== Entries supplied ==

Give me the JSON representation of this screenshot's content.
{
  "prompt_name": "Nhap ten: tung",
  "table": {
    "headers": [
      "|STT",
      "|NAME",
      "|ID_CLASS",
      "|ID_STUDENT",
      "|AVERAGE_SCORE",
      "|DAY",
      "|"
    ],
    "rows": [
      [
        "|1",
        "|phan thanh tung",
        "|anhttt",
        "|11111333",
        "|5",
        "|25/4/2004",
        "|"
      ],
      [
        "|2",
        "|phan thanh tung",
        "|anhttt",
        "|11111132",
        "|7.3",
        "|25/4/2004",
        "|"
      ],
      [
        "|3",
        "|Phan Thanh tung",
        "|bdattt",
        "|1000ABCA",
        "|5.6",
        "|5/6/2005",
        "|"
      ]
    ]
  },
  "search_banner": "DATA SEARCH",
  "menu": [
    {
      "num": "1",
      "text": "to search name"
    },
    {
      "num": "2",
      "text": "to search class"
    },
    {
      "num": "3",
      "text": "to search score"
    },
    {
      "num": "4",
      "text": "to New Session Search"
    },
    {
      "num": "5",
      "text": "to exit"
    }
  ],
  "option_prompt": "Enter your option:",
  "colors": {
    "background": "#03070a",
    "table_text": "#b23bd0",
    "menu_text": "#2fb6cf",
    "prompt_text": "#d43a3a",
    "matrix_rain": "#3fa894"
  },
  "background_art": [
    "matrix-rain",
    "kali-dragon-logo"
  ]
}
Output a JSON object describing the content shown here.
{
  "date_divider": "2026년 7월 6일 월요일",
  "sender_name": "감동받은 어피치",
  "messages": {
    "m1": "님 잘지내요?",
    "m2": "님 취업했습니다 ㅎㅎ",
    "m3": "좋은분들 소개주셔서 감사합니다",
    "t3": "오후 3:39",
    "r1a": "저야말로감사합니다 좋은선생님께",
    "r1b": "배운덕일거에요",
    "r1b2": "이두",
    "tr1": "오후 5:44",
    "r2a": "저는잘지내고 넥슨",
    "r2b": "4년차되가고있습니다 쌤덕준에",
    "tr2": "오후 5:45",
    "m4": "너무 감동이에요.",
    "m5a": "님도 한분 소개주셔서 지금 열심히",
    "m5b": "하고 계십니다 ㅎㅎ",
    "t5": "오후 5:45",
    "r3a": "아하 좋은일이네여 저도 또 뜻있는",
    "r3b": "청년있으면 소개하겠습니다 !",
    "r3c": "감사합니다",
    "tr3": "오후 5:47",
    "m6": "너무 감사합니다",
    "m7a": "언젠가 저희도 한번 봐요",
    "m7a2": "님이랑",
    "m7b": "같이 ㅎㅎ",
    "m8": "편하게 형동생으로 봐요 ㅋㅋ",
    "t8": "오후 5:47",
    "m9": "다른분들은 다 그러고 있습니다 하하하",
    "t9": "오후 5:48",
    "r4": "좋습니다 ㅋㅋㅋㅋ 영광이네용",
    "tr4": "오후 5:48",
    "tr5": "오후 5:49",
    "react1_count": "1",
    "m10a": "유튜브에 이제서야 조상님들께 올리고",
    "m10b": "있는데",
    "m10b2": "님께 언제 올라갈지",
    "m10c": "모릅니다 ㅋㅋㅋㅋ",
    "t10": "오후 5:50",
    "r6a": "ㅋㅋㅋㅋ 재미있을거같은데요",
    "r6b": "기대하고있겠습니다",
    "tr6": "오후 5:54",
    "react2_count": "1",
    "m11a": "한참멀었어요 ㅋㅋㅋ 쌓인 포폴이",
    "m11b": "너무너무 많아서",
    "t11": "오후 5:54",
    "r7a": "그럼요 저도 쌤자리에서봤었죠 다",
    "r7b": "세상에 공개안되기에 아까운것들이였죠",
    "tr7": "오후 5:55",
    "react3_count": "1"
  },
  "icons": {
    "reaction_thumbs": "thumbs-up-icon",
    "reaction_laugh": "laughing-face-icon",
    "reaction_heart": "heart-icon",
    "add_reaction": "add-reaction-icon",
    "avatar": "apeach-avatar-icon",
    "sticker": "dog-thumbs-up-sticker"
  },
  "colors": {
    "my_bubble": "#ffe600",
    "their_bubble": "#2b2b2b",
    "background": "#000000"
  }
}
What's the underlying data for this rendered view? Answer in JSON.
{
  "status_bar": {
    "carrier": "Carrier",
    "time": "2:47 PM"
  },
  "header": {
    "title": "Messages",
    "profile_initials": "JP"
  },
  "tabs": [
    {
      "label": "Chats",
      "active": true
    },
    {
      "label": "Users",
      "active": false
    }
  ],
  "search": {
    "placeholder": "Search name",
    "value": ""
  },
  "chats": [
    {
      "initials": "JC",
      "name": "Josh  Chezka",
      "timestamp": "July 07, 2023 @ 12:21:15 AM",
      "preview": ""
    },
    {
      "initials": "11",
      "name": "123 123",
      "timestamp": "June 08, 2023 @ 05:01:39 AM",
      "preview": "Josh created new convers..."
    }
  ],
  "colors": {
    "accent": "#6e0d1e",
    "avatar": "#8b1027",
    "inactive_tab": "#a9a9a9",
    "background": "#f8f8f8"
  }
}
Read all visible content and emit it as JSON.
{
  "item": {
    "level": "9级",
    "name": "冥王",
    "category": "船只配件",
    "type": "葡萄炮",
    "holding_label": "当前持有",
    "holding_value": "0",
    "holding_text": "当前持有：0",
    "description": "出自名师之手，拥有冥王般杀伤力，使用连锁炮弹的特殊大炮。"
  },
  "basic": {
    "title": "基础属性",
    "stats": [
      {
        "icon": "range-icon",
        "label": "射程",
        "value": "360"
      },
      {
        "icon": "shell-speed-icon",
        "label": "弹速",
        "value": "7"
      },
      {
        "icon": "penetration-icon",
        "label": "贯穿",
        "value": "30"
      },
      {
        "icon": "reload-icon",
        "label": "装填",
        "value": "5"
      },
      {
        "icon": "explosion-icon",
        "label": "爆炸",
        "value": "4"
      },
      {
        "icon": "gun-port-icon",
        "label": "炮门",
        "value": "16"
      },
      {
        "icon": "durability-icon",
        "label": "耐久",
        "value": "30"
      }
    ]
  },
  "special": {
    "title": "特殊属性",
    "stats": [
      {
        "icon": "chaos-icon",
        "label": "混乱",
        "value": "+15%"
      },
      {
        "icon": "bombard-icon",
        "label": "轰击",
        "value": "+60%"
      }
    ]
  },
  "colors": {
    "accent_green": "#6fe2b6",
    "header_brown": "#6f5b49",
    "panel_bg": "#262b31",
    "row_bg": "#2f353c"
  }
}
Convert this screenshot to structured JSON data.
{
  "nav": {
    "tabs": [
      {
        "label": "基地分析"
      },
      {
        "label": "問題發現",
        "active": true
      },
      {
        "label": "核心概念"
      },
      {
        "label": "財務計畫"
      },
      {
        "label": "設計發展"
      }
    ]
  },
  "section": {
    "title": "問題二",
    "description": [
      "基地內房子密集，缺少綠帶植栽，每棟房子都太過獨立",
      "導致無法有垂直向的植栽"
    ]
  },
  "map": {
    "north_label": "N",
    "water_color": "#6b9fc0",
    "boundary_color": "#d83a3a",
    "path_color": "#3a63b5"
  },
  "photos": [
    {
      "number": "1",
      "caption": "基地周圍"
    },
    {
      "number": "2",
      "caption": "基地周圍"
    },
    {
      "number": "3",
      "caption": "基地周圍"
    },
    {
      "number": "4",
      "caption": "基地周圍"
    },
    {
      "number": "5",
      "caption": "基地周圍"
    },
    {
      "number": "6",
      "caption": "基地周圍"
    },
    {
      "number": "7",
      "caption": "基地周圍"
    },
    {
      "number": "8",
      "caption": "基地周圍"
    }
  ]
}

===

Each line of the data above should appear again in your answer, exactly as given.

Give me the JSON representation of this screenshot's content.
{
  "prompt_name": "Nhap ten: tung",
  "table": {
    "headers": [
      "|STT",
      "|NAME",
      "|ID_CLASS",
      "|ID_STUDENT",
      "|AVERAGE_SCORE",
      "|DAY",
      "|"
    ],
    "rows": [
      [
        "|1",
        "|phan thanh tung",
        "|anhttt",
        "|11111333",
        "|5",
        "|25/4/2004",
        "|"
      ],
      [
        "|2",
        "|phan thanh tung",
        "|anhttt",
        "|11111132",
        "|7.3",
        "|25/4/2004",
        "|"
      ],
      [
        "|3",
        "|Phan Thanh tung",
        "|bdattt",
        "|1000ABCA",
        "|5.6",
        "|5/6/2005",
        "|"
      ]
    ]
  },
  "search_banner": "DATA SEARCH",
  "menu": [
    {
      "num": "1",
      "text": "to search name"
    },
    {
      "num": "2",
      "text": "to search class"
    },
    {
      "num": "3",
      "text": "to search score"
    },
    {
      "num": "4",
      "text": "to New Session Search"
    },
    {
      "num": "5",
      "text": "to exit"
    }
  ],
  "option_prompt": "Enter your option:",
  "colors": {
    "background": "#03070a",
    "table_text": "#b23bd0",
    "menu_text": "#2fb6cf",
    "prompt_text": "#d43a3a",
    "matrix_rain": "#3fa894"
  },
  "background_art": [
    "matrix-rain",
    "kali-dragon-logo"
  ]
}
Output a JSON object describing the content shown here.
{
  "date_divider": "2026년 7월 6일 월요일",
  "sender_name": "감동받은 어피치",
  "messages": {
    "m1": "님 잘지내요?",
    "m2": "님 취업했습니다 ㅎㅎ",
    "m3": "좋은분들 소개주셔서 감사합니다",
    "t3": "오후 3:39",
    "r1a": "저야말로감사합니다 좋은선생님께",
    "r1b": "배운덕일거에요",
    "r1b2": "이두",
    "tr1": "오후 5:44",
    "r2a": "저는잘지내고 넥슨",
    "r2b": "4년차되가고있습니다 쌤덕준에",
    "tr2": "오후 5:45",
    "m4": "너무 감동이에요.",
    "m5a": "님도 한분 소개주셔서 지금 열심히",
    "m5b": "하고 계십니다 ㅎㅎ",
    "t5": "오후 5:45",
    "r3a": "아하 좋은일이네여 저도 또 뜻있는",
    "r3b": "청년있으면 소개하겠습니다 !",
    "r3c": "감사합니다",
    "tr3": "오후 5:47",
    "m6": "너무 감사합니다",
    "m7a": "언젠가 저희도 한번 봐요",
    "m7a2": "님이랑",
    "m7b": "같이 ㅎㅎ",
    "m8": "편하게 형동생으로 봐요 ㅋㅋ",
    "t8": "오후 5:47",
    "m9": "다른분들은 다 그러고 있습니다 하하하",
    "t9": "오후 5:48",
    "r4": "좋습니다 ㅋㅋㅋㅋ 영광이네용",
    "tr4": "오후 5:48",
    "tr5": "오후 5:49",
    "react1_count": "1",
    "m10a": "유튜브에 이제서야 조상님들께 올리고",
    "m10b": "있는데",
    "m10b2": "님께 언제 올라갈지",
    "m10c": "모릅니다 ㅋㅋㅋㅋ",
    "t10": "오후 5:50",
    "r6a": "ㅋㅋㅋㅋ 재미있을거같은데요",
    "r6b": "기대하고있겠습니다",
    "tr6": "오후 5:54",
    "react2_count": "1",
    "m11a": "한참멀었어요 ㅋㅋㅋ 쌓인 포폴이",
    "m11b": "너무너무 많아서",
    "t11": "오후 5:54",
    "r7a": "그럼요 저도 쌤자리에서봤었죠 다",
    "r7b": "세상에 공개안되기에 아까운것들이였죠",
    "tr7": "오후 5:55",
    "react3_count": "1"
  },
  "icons": {
    "reaction_thumbs": "thumbs-up-icon",
    "reaction_laugh": "laughing-face-icon",
    "reaction_heart": "heart-icon",
    "add_reaction": "add-reaction-icon",
    "avatar": "apeach-avatar-icon",
    "sticker": "dog-thumbs-up-sticker"
  },
  "colors": {
    "my_bubble": "#ffe600",
    "their_bubble": "#2b2b2b",
    "background": "#000000"
  }
}
What's the underlying data for this rendered view? Answer in JSON.
{
  "status_bar": {
    "carrier": "Carrier",
    "time": "2:47 PM"
  },
  "header": {
    "title": "Messages",
    "profile_initials": "JP"
  },
  "tabs": [
    {
      "label": "Chats",
      "active": true
    },
    {
      "label": "Users",
      "active": false
    }
  ],
  "search": {
    "placeholder": "Search name",
    "value": ""
  },
  "chats": [
    {
      "initials": "JC",
      "name": "Josh  Chezka",
      "timestamp": "July 07, 2023 @ 12:21:15 AM",
      "preview": ""
    },
    {
      "initials": "11",
      "name": "123 123",
      "timestamp": "June 08, 2023 @ 05:01:39 AM",
      "preview": "Josh created new convers..."
    }
  ],
  "colors": {
    "accent": "#6e0d1e",
    "avatar": "#8b1027",
    "inactive_tab": "#a9a9a9",
    "background": "#f8f8f8"
  }
}
Read all visible content and emit it as JSON.
{
  "item": {
    "level": "9级",
    "name": "冥王",
    "category": "船只配件",
    "type": "葡萄炮",
    "holding_label": "当前持有",
    "holding_value": "0",
    "holding_text": "当前持有：0",
    "description": "出自名师之手，拥有冥王般杀伤力，使用连锁炮弹的特殊大炮。"
  },
  "basic": {
    "title": "基础属性",
    "stats": [
      {
        "icon": "range-icon",
        "label": "射程",
        "value": "360"
      },
      {
        "icon": "shell-speed-icon",
        "label": "弹速",
        "value": "7"
      },
      {
        "icon": "penetration-icon",
        "label": "贯穿",
        "value": "30"
      },
      {
        "icon": "reload-icon",
        "label": "装填",
        "value": "5"
      },
      {
        "icon": "explosion-icon",
        "label": "爆炸",
        "value": "4"
      },
      {
        "icon": "gun-port-icon",
        "label": "炮门",
        "value": "16"
      },
      {
        "icon": "durability-icon",
        "label": "耐久",
        "value": "30"
      }
    ]
  },
  "special": {
    "title": "特殊属性",
    "stats": [
      {
        "icon": "chaos-icon",
        "label": "混乱",
        "value": "+15%"
      },
      {
        "icon": "bombard-icon",
        "label": "轰击",
        "value": "+60%"
      }
    ]
  },
  "colors": {
    "accent_green": "#6fe2b6",
    "header_brown": "#6f5b49",
    "panel_bg": "#262b31",
    "row_bg": "#2f353c"
  }
}
Convert this screenshot to structured JSON data.
{
  "nav": {
    "tabs": [
      {
        "label": "基地分析"
      },
      {
        "label": "問題發現",
        "active": true
      },
      {
        "label": "核心概念"
      },
      {
        "label": "財務計畫"
      },
      {
        "label": "設計發展"
      }
    ]
  },
  "section": {
    "title": "問題二",
    "description": [
      "基地內房子密集，缺少綠帶植栽，每棟房子都太過獨立",
      "導致無法有垂直向的植栽"
    ]
  },
  "map": {
    "north_label": "N",
    "water_color": "#6b9fc0",
    "boundary_color": "#d83a3a",
    "path_color": "#3a63b5"
  },
  "photos": [
    {
      "number": "1",
      "caption": "基地周圍"
    },
    {
      "number": "2",
      "caption": "基地周圍"
    },
    {
      "number": "3",
      "caption": "基地周圍"
    },
    {
      "number": "4",
      "caption": "基地周圍"
    },
    {
      "number": "5",
      "caption": "基地周圍"
    },
    {
      "number": "6",
      "caption": "基地周圍"
    },
    {
      "number": "7",
      "caption": "基地周圍"
    },
    {
      "number": "8",
      "caption": "基地周圍"
    }
  ]
}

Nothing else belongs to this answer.